Study Finds Women Spend Longer in labor Now
Changes in delivery practices appear to be main contributing factor
Women take longer to give birth today than did women 50 years ago, according to an analysis of nearly 140,000 deliveries conducted by researchers at the National Institutes of Health. The researchers could not identify all of the factors that accounted for the increase, but concluded that the change is likely due to changes in delivery room practice.
The study authors called for further research to determine whether modern delivery practices are contributing to the increase in labor duration.
The researchers compared data on deliveries in the early 1960s to data gathered in the early 2000s. They found that the first stage of labor had increased by 2.6 hours for first-time mothers. For women who had previously given birth, this early stage of labor took two hours longer in recent years than for women in the 1960s. The first stage of labor is the stage during which the cervix dilates, before active pushing begins.
Infants born in the contemporary group also were born five days earlier, on average, than were those born in the 1960s, and tended to weigh more. The women in the contemporary group tended to weigh more than did those who delivered in the 1960s. For the contemporary group, the average body mass index before pregnancy was 24.9, compared with 23 for the earlier generation. Body mass index is a measure of body fat based on height and weight. At the time they gave birth, the mothers in the contemporary group were about four years older, on average, than those in the group who gave birth in the 1960s.
Among the change in delivery practice the researchers found was an increase in the use of epidural anesthesia, the injection of pain killers into the spinal fluid, to decrease the pain of labor.

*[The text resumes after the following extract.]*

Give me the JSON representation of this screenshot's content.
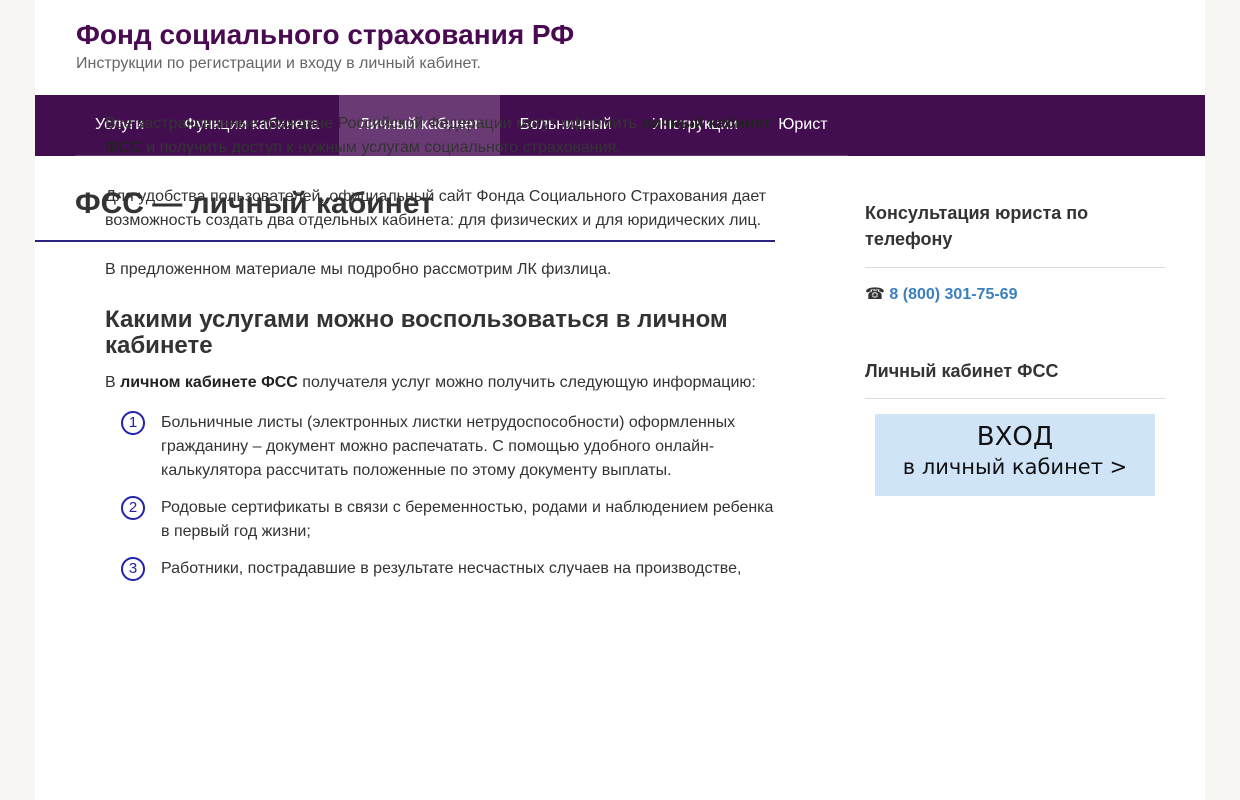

For the contemporary group, epidural injections were used in more than half of recent deliveries, compared with 4 percent of deliveries in the 1960s. The study authors noted that epidural anesthesia is known to increase delivery time, but said it doesn't account for all of the increase.
Doctors in the early 2000s also administered the hormone oxytocin more frequently (in 31 percent of deliveries, compared with 12 percent in the 1960s), the researchers found. Oxytocin is given to speed up labor, often when contractions seem to have slowed. Its use should be expected to shorten labor times, Dr. Laughon explained.

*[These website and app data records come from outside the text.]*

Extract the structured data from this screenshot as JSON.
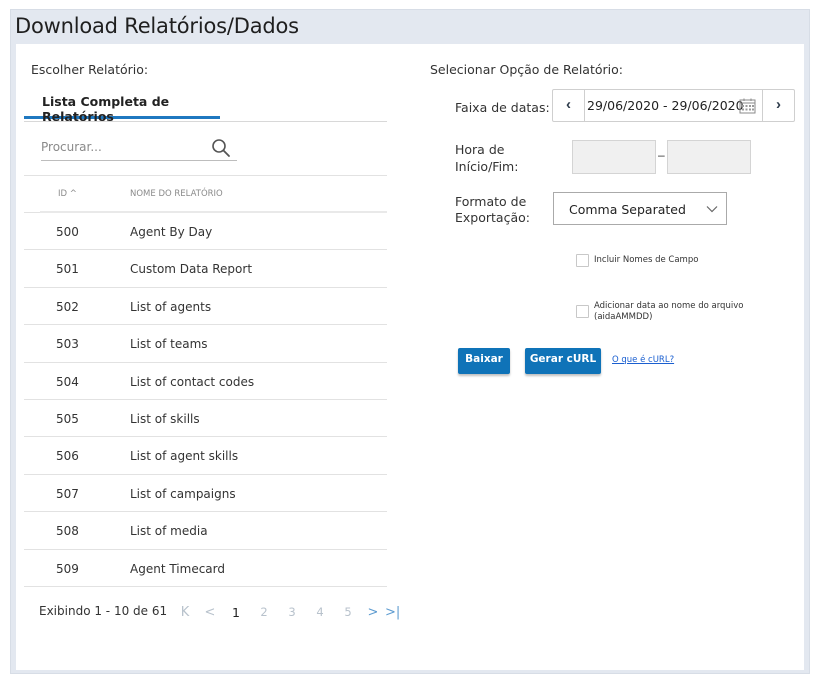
{
  "header": {
    "title": "Download Relatórios/Dados"
  },
  "left": {
    "choose_label": "Escolher Relatório:",
    "tab_label": "Lista Completa de Relatórios",
    "search_placeholder": "Procurar...",
    "table": {
      "col_id": "ID ^",
      "col_name": "NOME DO RELATÓRIO",
      "rows": [
        {
          "id": "500",
          "name": "Agent By Day"
        },
        {
          "id": "501",
          "name": "Custom Data Report"
        },
        {
          "id": "502",
          "name": "List of agents"
        },
        {
          "id": "503",
          "name": "List of teams"
        },
        {
          "id": "504",
          "name": "List of contact codes"
        },
        {
          "id": "505",
          "name": "List of skills"
        },
        {
          "id": "506",
          "name": "List of agent skills"
        },
        {
          "id": "507",
          "name": "List of campaigns"
        },
        {
          "id": "508",
          "name": "List of media"
        },
        {
          "id": "509",
          "name": "Agent Timecard"
        }
      ]
    },
    "pager": {
      "info": "Exibindo 1 - 10 de 61",
      "first": "K",
      "prev": "<",
      "pages": [
        "1",
        "2",
        "3",
        "4",
        "5"
      ],
      "current_page": "1",
      "next": ">",
      "last": ">|"
    }
  },
  "right": {
    "select_label": "Selecionar Opção de Relatório:",
    "date_range_label": "Faixa de datas:",
    "date_range_value": "29/06/2020 - 29/06/2020",
    "time_label_1": "Hora de",
    "time_label_2": "Início/Fim:",
    "time_separator": "–",
    "format_label_1": "Formato de",
    "format_label_2": "Exportação:",
    "format_value": "Comma Separated",
    "cb1_label": "Incluir Nomes de Campo",
    "cb2_label_1": "Adicionar data ao nome do arquivo",
    "cb2_label_2": "(aidaAMMDD)",
    "download_button": "Baixar",
    "curl_button": "Gerar cURL",
    "curl_link": "O que é cURL?"
  },
  "colors": {
    "accent": "#1f78c0",
    "button": "#0f73b8",
    "frame": "#e3e8f0",
    "link": "#1a5fd0"
  },
  "icons": [
    "search-icon",
    "chevron-left-icon",
    "chevron-right-icon",
    "calendar-icon",
    "chevron-down-icon"
  ]
}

Their analysis was published online in the American Journal of Obstetrics and Gynecology.
The study compared data from nearly 40,000 deliveries between 1959 and 1966 with records of almost 100,000 deliveries that took place in 2002 through 2008. Data from the recent deliveries were collected through the NICHD-supported Consortium on Safe Labor.
Dr. Laughon conducted the study with D. Ware Branch, M.D., of Intermountain Healthcare and the University of Utah, in Salt Lake City; Jun Zhang, Ph.D., M.D., with the NICHD at the time of the study and now with the Shanghai Jiaotong University School of Medicine, China; and Julie Beaver, M.S., formerly with the NICHD.

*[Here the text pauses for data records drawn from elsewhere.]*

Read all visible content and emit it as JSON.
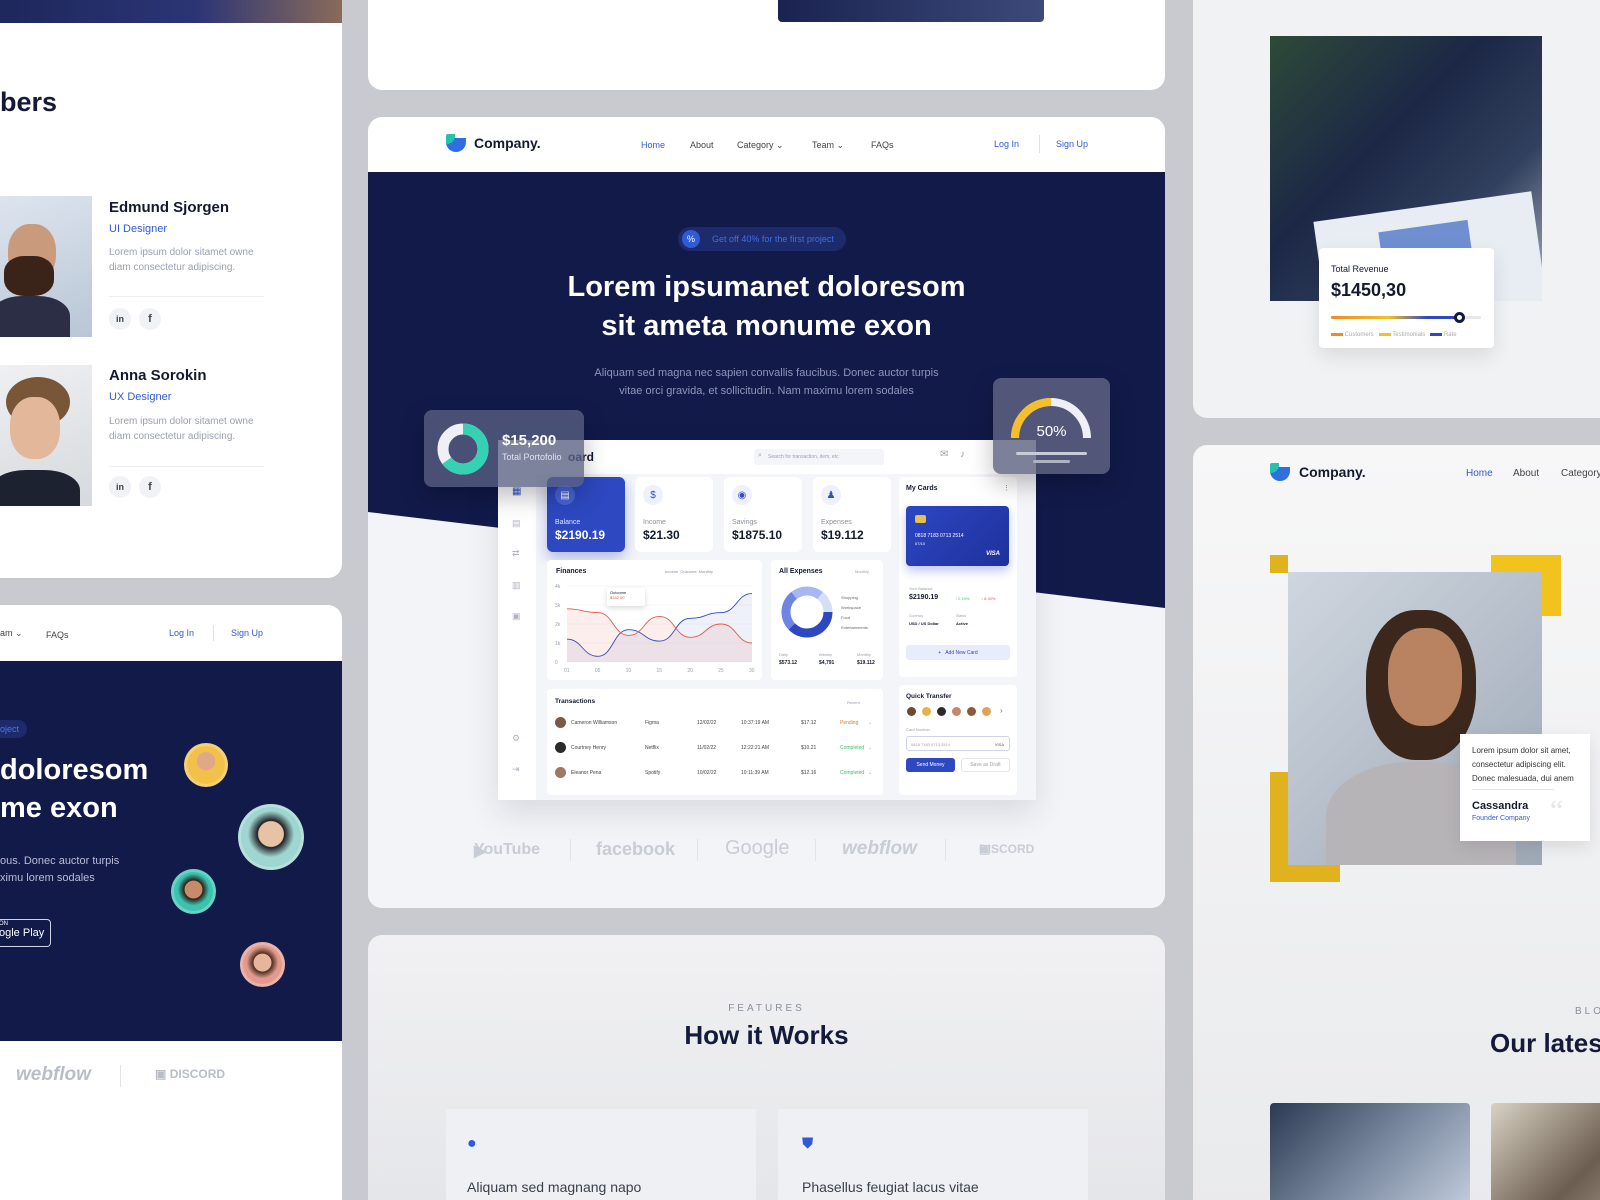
{
  "left": {
    "section_title": "bers",
    "members": [
      {
        "name": "Edmund Sjorgen",
        "role": "UI Designer",
        "bio": "Lorem ipsum dolor sitamet owne diam consectetur adipiscing."
      },
      {
        "name": "Anna Sorokin",
        "role": "UX Designer",
        "bio": "Lorem ipsum dolor sitamet owne diam consectetur adipiscing."
      }
    ],
    "nav": {
      "team_partial": "am",
      "faqs": "FAQs",
      "login": "Log In",
      "signup": "Sign Up"
    },
    "hero": {
      "badge_partial": "oject",
      "line1": "doloresom",
      "line2": "me exon",
      "body1": "ous. Donec auctor turpis",
      "body2": "ximu lorem sodales",
      "store_top": "ON",
      "store_name": "ogle Play"
    },
    "logos": {
      "webflow": "webflow",
      "discord": "DISCORD"
    }
  },
  "main": {
    "brand": "Company.",
    "nav": {
      "home": "Home",
      "about": "About",
      "category": "Category",
      "team": "Team",
      "faqs": "FAQs",
      "login": "Log In",
      "signup": "Sign Up"
    },
    "badge": "Get off 40% for the first project",
    "headline1": "Lorem ipsumanet doloresom",
    "headline2": "sit ameta monume exon",
    "subtext1": "Aliquam sed magna nec sapien convallis faucibus. Donec auctor turpis",
    "subtext2": "vitae orci gravida, et sollicitudin. Nam maximu lorem sodales",
    "portfolio": {
      "value": "$15,200",
      "label": "Total Portofolio",
      "percent": 0.65
    },
    "gauge": {
      "value": "50%",
      "percent": 0.5
    },
    "dashboard": {
      "title": "oard",
      "search_placeholder": "Search for transaction, item, etc",
      "stats": [
        {
          "label": "Balance",
          "value": "$2190.19",
          "icon": "wallet-icon"
        },
        {
          "label": "Income",
          "value": "$21.30",
          "icon": "income-icon"
        },
        {
          "label": "Savings",
          "value": "$1875.10",
          "icon": "piggy-bank-icon"
        },
        {
          "label": "Expenses",
          "value": "$19.112",
          "icon": "expense-icon"
        }
      ],
      "finances": {
        "title": "Finances",
        "legend": [
          "Income",
          "Outcome"
        ],
        "period": "Monthly",
        "tooltip_label": "Outcome",
        "tooltip_value": "$342.00"
      },
      "expenses": {
        "title": "All Expenses",
        "period": "Monthly",
        "legend": [
          "Shopping",
          "Workspace",
          "Food",
          "Entertainments"
        ],
        "daily_label": "Daily",
        "daily": "$573.12",
        "weekly_label": "Weekly",
        "weekly": "$4,791",
        "monthly_label": "Monthly",
        "monthly": "$19.112"
      },
      "cards": {
        "title": "My Cards",
        "card_number": "0818 7183 0713 2514",
        "card_exp": "07/10",
        "card_brand": "VISA",
        "balance_label": "Your Balance",
        "balance": "$2190.19",
        "up": "↑ 2.19%",
        "down": "↓ 8.30%",
        "currency_label": "Currency",
        "currency": "USD / US Dollar",
        "status_label": "Status",
        "status": "Active",
        "add_card": "Add New Card"
      },
      "transactions": {
        "title": "Transactions",
        "filter": "Recent",
        "rows": [
          {
            "name": "Cameron Williamson",
            "company": "Figma",
            "date": "12/02/22",
            "time": "10:37:19 AM",
            "amount": "$17.12",
            "status": "Pending"
          },
          {
            "name": "Courtney Henry",
            "company": "Netflix",
            "date": "11/02/22",
            "time": "12:22:21 AM",
            "amount": "$10.21",
            "status": "Completed"
          },
          {
            "name": "Eleanor Pena",
            "company": "Spotify",
            "date": "10/02/22",
            "time": "10:11:39 AM",
            "amount": "$12.16",
            "status": "Completed"
          }
        ]
      },
      "quick_transfer": {
        "title": "Quick Transfer",
        "card_label": "Card Number",
        "card_value": "0818 7183 0713 2514",
        "card_brand": "VISA",
        "send": "Send Money",
        "draft": "Save as Draft"
      }
    },
    "logos": [
      "YouTube",
      "facebook",
      "Google",
      "webflow",
      "DISCORD"
    ]
  },
  "features": {
    "eyebrow": "FEATURES",
    "title": "How it Works",
    "item1": "Aliquam sed magnang napo",
    "item2": "Phasellus feugiat lacus vitae"
  },
  "right": {
    "revenue": {
      "label": "Total Revenue",
      "value": "$1450,30",
      "legend": [
        "Customers",
        "Testimonials",
        "Rate"
      ],
      "progress": 0.85
    },
    "brand": "Company.",
    "nav": {
      "home": "Home",
      "about": "About",
      "category": "Category"
    },
    "testimonial": {
      "quote": "Lorem ipsum dolor sit amet, consectetur adipiscing elit. Donec malesuada, dui anem",
      "name": "Cassandra",
      "title": "Founder Company"
    },
    "blog_eyebrow": "BLO",
    "blog_title": "Our lates"
  },
  "chart_data": {
    "type": "line",
    "categories": [
      "01",
      "05",
      "10",
      "15",
      "20",
      "25",
      "30"
    ],
    "ylim": [
      0,
      4000
    ],
    "yticks": [
      "4k",
      "3k",
      "2k",
      "1k",
      "0"
    ],
    "series": [
      {
        "name": "Income",
        "values": [
          1200,
          300,
          1700,
          1100,
          2300,
          2600,
          3600
        ]
      },
      {
        "name": "Outcome",
        "values": [
          2800,
          2600,
          1400,
          2400,
          1300,
          2000,
          1000
        ]
      }
    ]
  }
}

Other differences between the two groups reflect changes in later stage delivery practices. For example, in 1960s-era deliveries the use of episiotomy (surgical incision to enlarge the vaginal opening during delivery), and the use of forceps, surgical instruments used to extract the baby from the birth canal, was notably more common.
In current practice, doctors may intervene when labor fails to progress. This could happen if the dilation of the cervix slows or the active phase of labor stops for several hours, Dr. Laughon explained. In these cases, intervention can include administering oxytocin or performing a cesarean delivery.
In fact, the study found that the rate of cesarean delivery was four times higher today than it was 50 years ago (12 percent vs. 3 percent).
The authors note that while their study does not identify all the factors contributing to longer delivery times, the findings do indicate that current delivery practices may need to be re-evaluated.
The women in the contemporary cohort had an average pre-pregnancy BMI of 24.9. A BMI of 25 is considered overweight.Overweight and obesity raise the risk of pregnancy complications for mother and baby. Women who are overweight or obese and who would like to become pregnant should speak with their health care provider about losing weight before becoming pregnant.